▸ WHAT THIS TASK INVOLVES
All of the records are to be reproduced exactly.

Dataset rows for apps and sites

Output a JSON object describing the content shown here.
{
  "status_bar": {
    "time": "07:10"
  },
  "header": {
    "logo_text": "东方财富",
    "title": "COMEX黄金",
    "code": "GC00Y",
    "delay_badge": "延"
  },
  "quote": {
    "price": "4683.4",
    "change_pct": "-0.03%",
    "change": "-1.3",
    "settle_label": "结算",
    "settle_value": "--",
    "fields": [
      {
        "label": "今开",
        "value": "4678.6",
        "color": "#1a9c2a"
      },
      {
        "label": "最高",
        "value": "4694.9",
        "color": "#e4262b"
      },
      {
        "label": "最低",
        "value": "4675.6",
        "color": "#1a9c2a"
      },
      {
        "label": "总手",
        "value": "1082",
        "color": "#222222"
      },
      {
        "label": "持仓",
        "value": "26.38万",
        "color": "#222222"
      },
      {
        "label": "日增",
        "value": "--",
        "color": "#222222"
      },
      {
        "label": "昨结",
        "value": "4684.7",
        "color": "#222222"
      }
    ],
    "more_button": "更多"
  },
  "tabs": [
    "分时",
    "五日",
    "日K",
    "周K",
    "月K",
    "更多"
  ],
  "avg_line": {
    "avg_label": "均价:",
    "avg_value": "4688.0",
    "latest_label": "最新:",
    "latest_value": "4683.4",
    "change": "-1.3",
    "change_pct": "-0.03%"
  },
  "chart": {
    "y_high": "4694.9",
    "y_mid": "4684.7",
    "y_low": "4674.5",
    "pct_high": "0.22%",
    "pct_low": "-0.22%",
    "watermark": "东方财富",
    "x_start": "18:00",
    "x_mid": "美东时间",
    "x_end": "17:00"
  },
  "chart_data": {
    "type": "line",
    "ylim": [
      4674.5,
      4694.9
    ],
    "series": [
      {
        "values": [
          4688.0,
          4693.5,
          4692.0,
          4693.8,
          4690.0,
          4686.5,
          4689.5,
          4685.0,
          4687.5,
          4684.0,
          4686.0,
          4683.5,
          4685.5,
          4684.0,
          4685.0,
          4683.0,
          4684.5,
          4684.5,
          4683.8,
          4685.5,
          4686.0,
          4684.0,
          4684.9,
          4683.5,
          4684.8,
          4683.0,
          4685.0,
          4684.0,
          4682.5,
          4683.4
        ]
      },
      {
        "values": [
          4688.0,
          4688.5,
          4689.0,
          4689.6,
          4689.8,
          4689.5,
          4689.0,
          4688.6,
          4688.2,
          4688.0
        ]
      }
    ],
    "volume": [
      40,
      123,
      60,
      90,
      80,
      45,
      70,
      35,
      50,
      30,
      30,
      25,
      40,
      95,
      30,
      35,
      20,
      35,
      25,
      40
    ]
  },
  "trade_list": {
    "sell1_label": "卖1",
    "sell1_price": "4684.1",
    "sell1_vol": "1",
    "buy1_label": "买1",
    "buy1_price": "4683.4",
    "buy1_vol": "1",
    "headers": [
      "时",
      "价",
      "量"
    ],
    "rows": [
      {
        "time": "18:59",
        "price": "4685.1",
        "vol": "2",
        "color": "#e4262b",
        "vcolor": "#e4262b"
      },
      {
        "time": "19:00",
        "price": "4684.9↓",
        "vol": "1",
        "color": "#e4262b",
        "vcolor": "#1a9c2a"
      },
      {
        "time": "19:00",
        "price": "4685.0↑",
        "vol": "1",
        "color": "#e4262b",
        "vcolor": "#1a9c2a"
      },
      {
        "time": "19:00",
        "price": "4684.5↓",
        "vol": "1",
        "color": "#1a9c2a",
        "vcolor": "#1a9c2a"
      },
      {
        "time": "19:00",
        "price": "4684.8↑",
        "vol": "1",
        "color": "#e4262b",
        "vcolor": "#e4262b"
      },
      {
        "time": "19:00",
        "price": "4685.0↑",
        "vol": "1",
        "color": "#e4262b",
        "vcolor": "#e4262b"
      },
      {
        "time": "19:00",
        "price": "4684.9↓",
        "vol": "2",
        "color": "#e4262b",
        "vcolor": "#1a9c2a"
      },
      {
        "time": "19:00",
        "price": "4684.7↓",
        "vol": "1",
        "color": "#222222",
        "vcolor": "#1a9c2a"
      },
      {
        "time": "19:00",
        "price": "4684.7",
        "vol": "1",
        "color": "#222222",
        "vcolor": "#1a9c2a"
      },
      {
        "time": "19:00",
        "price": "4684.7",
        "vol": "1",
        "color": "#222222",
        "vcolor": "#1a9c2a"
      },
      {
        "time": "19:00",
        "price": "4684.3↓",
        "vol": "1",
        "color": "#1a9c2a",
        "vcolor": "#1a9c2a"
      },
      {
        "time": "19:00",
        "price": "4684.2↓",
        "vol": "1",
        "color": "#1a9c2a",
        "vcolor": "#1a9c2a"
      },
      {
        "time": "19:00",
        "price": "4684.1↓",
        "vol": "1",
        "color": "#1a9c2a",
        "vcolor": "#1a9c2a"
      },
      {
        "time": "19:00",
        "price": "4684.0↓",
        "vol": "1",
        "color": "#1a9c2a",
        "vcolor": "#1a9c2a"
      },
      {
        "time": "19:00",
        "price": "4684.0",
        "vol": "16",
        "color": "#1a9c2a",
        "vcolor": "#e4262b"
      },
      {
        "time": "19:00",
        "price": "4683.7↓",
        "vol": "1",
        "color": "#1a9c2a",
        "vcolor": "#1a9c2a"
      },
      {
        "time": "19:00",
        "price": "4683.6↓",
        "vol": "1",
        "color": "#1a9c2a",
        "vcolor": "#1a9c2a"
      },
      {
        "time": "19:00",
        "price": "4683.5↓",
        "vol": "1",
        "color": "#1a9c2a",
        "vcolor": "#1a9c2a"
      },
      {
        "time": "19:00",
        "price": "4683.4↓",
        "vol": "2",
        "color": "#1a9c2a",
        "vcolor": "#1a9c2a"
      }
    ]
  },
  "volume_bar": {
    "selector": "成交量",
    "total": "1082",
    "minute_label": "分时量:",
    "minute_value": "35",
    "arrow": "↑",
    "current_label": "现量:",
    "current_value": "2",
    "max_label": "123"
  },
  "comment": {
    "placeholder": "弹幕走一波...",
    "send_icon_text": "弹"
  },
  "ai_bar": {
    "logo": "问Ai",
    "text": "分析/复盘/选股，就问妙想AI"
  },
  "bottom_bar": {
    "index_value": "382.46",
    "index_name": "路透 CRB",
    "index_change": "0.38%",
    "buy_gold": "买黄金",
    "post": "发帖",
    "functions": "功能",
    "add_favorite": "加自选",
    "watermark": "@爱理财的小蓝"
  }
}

▸ TASK SOLUTION
Output a JSON object describing the content shown here.
{
  "status_bar": {
    "time": "07:10"
  },
  "header": {
    "logo_text": "东方财富",
    "title": "COMEX黄金",
    "code": "GC00Y",
    "delay_badge": "延"
  },
  "quote": {
    "price": "4683.4",
    "change_pct": "-0.03%",
    "change": "-1.3",
    "settle_label": "结算",
    "settle_value": "--",
    "fields": [
      {
        "label": "今开",
        "value": "4678.6",
        "color": "#1a9c2a"
      },
      {
        "label": "最高",
        "value": "4694.9",
        "color": "#e4262b"
      },
      {
        "label": "最低",
        "value": "4675.6",
        "color": "#1a9c2a"
      },
      {
        "label": "总手",
        "value": "1082",
        "color": "#222222"
      },
      {
        "label": "持仓",
        "value": "26.38万",
        "color": "#222222"
      },
      {
        "label": "日增",
        "value": "--",
        "color": "#222222"
      },
      {
        "label": "昨结",
        "value": "4684.7",
        "color": "#222222"
      }
    ],
    "more_button": "更多"
  },
  "tabs": [
    "分时",
    "五日",
    "日K",
    "周K",
    "月K",
    "更多"
  ],
  "avg_line": {
    "avg_label": "均价:",
    "avg_value": "4688.0",
    "latest_label": "最新:",
    "latest_value": "4683.4",
    "change": "-1.3",
    "change_pct": "-0.03%"
  },
  "chart": {
    "y_high": "4694.9",
    "y_mid": "4684.7",
    "y_low": "4674.5",
    "pct_high": "0.22%",
    "pct_low": "-0.22%",
    "watermark": "东方财富",
    "x_start": "18:00",
    "x_mid": "美东时间",
    "x_end": "17:00"
  },
  "chart_data": {
    "type": "line",
    "ylim": [
      4674.5,
      4694.9
    ],
    "series": [
      {
        "values": [
          4688.0,
          4693.5,
          4692.0,
          4693.8,
          4690.0,
          4686.5,
          4689.5,
          4685.0,
          4687.5,
          4684.0,
          4686.0,
          4683.5,
          4685.5,
          4684.0,
          4685.0,
          4683.0,
          4684.5,
          4684.5,
          4683.8,
          4685.5,
          4686.0,
          4684.0,
          4684.9,
          4683.5,
          4684.8,
          4683.0,
          4685.0,
          4684.0,
          4682.5,
          4683.4
        ]
      },
      {
        "values": [
          4688.0,
          4688.5,
          4689.0,
          4689.6,
          4689.8,
          4689.5,
          4689.0,
          4688.6,
          4688.2,
          4688.0
        ]
      }
    ],
    "volume": [
      40,
      123,
      60,
      90,
      80,
      45,
      70,
      35,
      50,
      30,
      30,
      25,
      40,
      95,
      30,
      35,
      20,
      35,
      25,
      40
    ]
  },
  "trade_list": {
    "sell1_label": "卖1",
    "sell1_price": "4684.1",
    "sell1_vol": "1",
    "buy1_label": "买1",
    "buy1_price": "4683.4",
    "buy1_vol": "1",
    "headers": [
      "时",
      "价",
      "量"
    ],
    "rows": [
      {
        "time": "18:59",
        "price": "4685.1",
        "vol": "2",
        "color": "#e4262b",
        "vcolor": "#e4262b"
      },
      {
        "time": "19:00",
        "price": "4684.9↓",
        "vol": "1",
        "color": "#e4262b",
        "vcolor": "#1a9c2a"
      },
      {
        "time": "19:00",
        "price": "4685.0↑",
        "vol": "1",
        "color": "#e4262b",
        "vcolor": "#1a9c2a"
      },
      {
        "time": "19:00",
        "price": "4684.5↓",
        "vol": "1",
        "color": "#1a9c2a",
        "vcolor": "#1a9c2a"
      },
      {
        "time": "19:00",
        "price": "4684.8↑",
        "vol": "1",
        "color": "#e4262b",
        "vcolor": "#e4262b"
      },
      {
        "time": "19:00",
        "price": "4685.0↑",
        "vol": "1",
        "color": "#e4262b",
        "vcolor": "#e4262b"
      },
      {
        "time": "19:00",
        "price": "4684.9↓",
        "vol": "2",
        "color": "#e4262b",
        "vcolor": "#1a9c2a"
      },
      {
        "time": "19:00",
        "price": "4684.7↓",
        "vol": "1",
        "color": "#222222",
        "vcolor": "#1a9c2a"
      },
      {
        "time": "19:00",
        "price": "4684.7",
        "vol": "1",
        "color": "#222222",
        "vcolor": "#1a9c2a"
      },
      {
        "time": "19:00",
        "price": "4684.7",
        "vol": "1",
        "color": "#222222",
        "vcolor": "#1a9c2a"
      },
      {
        "time": "19:00",
        "price": "4684.3↓",
        "vol": "1",
        "color": "#1a9c2a",
        "vcolor": "#1a9c2a"
      },
      {
        "time": "19:00",
        "price": "4684.2↓",
        "vol": "1",
        "color": "#1a9c2a",
        "vcolor": "#1a9c2a"
      },
      {
        "time": "19:00",
        "price": "4684.1↓",
        "vol": "1",
        "color": "#1a9c2a",
        "vcolor": "#1a9c2a"
      },
      {
        "time": "19:00",
        "price": "4684.0↓",
        "vol": "1",
        "color": "#1a9c2a",
        "vcolor": "#1a9c2a"
      },
      {
        "time": "19:00",
        "price": "4684.0",
        "vol": "16",
        "color": "#1a9c2a",
        "vcolor": "#e4262b"
      },
      {
        "time": "19:00",
        "price": "4683.7↓",
        "vol": "1",
        "color": "#1a9c2a",
        "vcolor": "#1a9c2a"
      },
      {
        "time": "19:00",
        "price": "4683.6↓",
        "vol": "1",
        "color": "#1a9c2a",
        "vcolor": "#1a9c2a"
      },
      {
        "time": "19:00",
        "price": "4683.5↓",
        "vol": "1",
        "color": "#1a9c2a",
        "vcolor": "#1a9c2a"
      },
      {
        "time": "19:00",
        "price": "4683.4↓",
        "vol": "2",
        "color": "#1a9c2a",
        "vcolor": "#1a9c2a"
      }
    ]
  },
  "volume_bar": {
    "selector": "成交量",
    "total": "1082",
    "minute_label": "分时量:",
    "minute_value": "35",
    "arrow": "↑",
    "current_label": "现量:",
    "current_value": "2",
    "max_label": "123"
  },
  "comment": {
    "placeholder": "弹幕走一波...",
    "send_icon_text": "弹"
  },
  "ai_bar": {
    "logo": "问Ai",
    "text": "分析/复盘/选股，就问妙想AI"
  },
  "bottom_bar": {
    "index_value": "382.46",
    "index_name": "路透 CRB",
    "index_change": "0.38%",
    "buy_gold": "买黄金",
    "post": "发帖",
    "functions": "功能",
    "add_favorite": "加自选",
    "watermark": "@爱理财的小蓝"
  }
}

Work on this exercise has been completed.